- Failure to Treat or Wrong Treatment — If a physician diagnoses the correct medical condition, but fails to follow up with appropriate treatment for an infection or to control diabetes, the untreated medical condition may lead to amputation. This is especially true for bacterial infections, which can quickly spiral out of control if not effectively treated.
- Chart Errors — If the doctor, nurse, or hospital staff mixed up a chart, wrote down the wrong information, or failed to note important information in the chart and amputation was the result, that may be malpractice.
Consequences of Wrongful Amputation
Amputations have very serious consequences and should usually be a last resort when other treatments failed, or amputation is necessary to save the patient’s life or other parts of the body, such as amputating part an infected foot to prevent losing the leg.
Some of the high costs of amputation for a patient include:
- Disability — Even with a prosthetic limb, you’re likely to be unable to do everything you did before the amputation and will lose some functionality. You may not be able to keep doing your job, especially if it’s something physical such as construction work. You may need job retraining, or you might not be able to work at all following an amputation.
- Phantom Limb Pain — Many people who suffer amputations experience sensations of pain in the area where the missing limb used to be — even though no limb is there.
- Amputation Neuroma — Lower limb amputees may experience trauma to nerves that causes pain and may require additional surgery.
- Infection — Amputation sites may be prone to infection that requires additional excision of tissue.
- Prosthetic Problems — You may have issues with the fit of a prosthetic limb or use of a prosthetic limb that may result in pain or disability.
- Muscle and Tissue Loss — You may lose muscle tone and additional tissue after an amputation.
- Depression — It is very common for people who have experienced amputations to have depression or post-traumatic stress disorder that requires treatment and counseling and may affect day-to-day living.
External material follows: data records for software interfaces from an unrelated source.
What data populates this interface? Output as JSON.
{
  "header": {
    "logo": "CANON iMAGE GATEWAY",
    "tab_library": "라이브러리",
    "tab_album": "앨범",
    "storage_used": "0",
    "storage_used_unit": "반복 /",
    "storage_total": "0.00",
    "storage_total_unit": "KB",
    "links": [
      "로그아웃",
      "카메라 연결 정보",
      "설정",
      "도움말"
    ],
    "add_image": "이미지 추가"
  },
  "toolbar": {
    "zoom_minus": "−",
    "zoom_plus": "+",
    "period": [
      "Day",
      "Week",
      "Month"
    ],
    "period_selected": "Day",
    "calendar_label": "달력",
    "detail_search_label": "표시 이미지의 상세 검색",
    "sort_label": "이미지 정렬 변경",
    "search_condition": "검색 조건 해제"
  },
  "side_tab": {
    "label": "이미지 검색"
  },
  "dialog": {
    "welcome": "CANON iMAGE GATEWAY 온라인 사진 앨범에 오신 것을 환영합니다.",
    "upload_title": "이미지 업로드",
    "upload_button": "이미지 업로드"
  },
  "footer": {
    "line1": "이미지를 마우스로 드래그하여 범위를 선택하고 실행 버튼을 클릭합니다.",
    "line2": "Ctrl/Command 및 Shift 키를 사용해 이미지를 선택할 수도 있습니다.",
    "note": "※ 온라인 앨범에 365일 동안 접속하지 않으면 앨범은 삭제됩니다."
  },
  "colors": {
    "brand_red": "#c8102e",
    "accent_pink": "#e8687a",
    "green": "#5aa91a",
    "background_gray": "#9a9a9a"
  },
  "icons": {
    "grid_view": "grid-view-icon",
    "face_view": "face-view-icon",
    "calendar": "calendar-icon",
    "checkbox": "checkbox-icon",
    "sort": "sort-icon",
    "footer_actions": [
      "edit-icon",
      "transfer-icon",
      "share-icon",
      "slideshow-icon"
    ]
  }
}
If you or someone you love has been impacted by an unnecessary or wrongful amputation, you may have a medical malpractice claim. How can you know? The best way to determine if you do is to contact an experienced Chicago malpractice attorney who can evaluate your case. Our attorneys offer free legal consultations. Call us at (312) 236-2900.